- Lawrence Shapiro
- Xiangshu Jin
- Phinikoula S Katsamba
- Alina P Sergeeva
- Barry Honig
- Joshua R Sanes
The funders had no role in study design, data collection and interpretation, or the decision to submit the work for publication.
- Mingjie Zhang, The Hong Kong University of Science and Technology, China
© 2016, Goodman et al.
This article is distributed under the terms of the Creative Commons Attribution License permitting unrestricted use and redistribution provided that the original author and source are credited.
Downloads (link to download the article as PDF)
Download citations (links to download the citations from this article in formats compatible with various reference manager tools)
Open citations (links to open the citations from this article in various online reference manager services)
This study examines how site-specific binding to three identified neurosteroid binding sites in the α1β3 GABAA receptor (GABAAR) contributes to neurosteroid allosteric modulation. We found that the potentiating neurosteroid, allopregnanolone, but not its inhibitory 3β-epimer epi-allopregnanolone, binds to the canonical β3(+)–α1(-) intersubunit site that mediates receptor activation by neurosteroids. In contrast, both allopregnanolone and epi-allopregnanolone bind to intrasubunit sites in the β3 subunit, promoting receptor desensitization and the α1 subunit promoting effects that vary between neurosteroids. Two neurosteroid analogues with diazirine moieties replacing the 3-hydroxyl (KK148 and KK150) bind to all three sites, but do not potentiate GABAAR currents. KK148 is a desensitizing agent, whereas KK150 is devoid of allosteric activity. These compounds provide potential chemical scaffolds for neurosteroid antagonists. Collectively, these data show that differential occupancy and efficacy at three discrete neurosteroid binding sites determine whether a neurosteroid has potentiating, inhibitory, or competitive antagonist activity on GABAARs.

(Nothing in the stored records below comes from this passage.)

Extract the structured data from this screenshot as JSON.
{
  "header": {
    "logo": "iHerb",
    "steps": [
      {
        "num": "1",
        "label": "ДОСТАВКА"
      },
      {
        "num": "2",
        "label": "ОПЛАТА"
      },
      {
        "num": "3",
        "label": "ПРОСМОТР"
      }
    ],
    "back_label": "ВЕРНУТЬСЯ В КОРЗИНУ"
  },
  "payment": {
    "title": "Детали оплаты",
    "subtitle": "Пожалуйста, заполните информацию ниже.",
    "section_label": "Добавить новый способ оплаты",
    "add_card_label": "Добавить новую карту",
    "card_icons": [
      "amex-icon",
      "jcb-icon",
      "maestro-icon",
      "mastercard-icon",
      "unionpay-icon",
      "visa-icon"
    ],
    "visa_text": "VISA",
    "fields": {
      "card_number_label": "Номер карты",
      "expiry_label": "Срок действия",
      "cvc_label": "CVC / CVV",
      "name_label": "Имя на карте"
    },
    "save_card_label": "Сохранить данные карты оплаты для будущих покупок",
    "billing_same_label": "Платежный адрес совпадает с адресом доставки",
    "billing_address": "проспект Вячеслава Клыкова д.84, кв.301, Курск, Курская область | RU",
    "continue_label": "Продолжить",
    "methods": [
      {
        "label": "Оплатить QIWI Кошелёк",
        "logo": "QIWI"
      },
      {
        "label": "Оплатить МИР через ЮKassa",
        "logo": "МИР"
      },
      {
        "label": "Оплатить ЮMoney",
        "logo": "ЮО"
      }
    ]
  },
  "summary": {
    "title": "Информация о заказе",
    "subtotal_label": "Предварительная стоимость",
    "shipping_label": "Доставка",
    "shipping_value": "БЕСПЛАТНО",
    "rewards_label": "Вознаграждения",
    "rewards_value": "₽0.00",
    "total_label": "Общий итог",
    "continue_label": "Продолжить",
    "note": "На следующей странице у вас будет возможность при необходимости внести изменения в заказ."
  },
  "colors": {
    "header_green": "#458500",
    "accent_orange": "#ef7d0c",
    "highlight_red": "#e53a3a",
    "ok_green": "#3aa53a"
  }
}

KdpFABC is an ATP-dependent K+ pump that ensures bacterial survival in K+-deficient environments. Whereas transcriptional activation of kdpFABC expression is well studied, a mechanism for down regulation when K+ levels are restored has not been described. Here we show that KdpFABC is inhibited when cells return to a K+-rich environment. The mechanism of inhibition involves phosphorylation of Ser162 on KdpB, which can be reversed in vitro by treatment with serine phosphatase. Mutating Ser162 to Alanine produces constitutive activity, whereas the phosphomimetic Ser162Asp mutation inactivates the pump. Analyses of the transport cycle show that serine phosphorylation abolishes the K+-dependence of ATP hydrolysis and blocks the catalytic cycle after formation of the aspartyl phosphate intermediate (E1~P). This regulatory mechanism is unique amongst P-type pumps and this study furthers our understanding of how bacteria control potassium homeostasis to maintain cell volume and osmotic potential.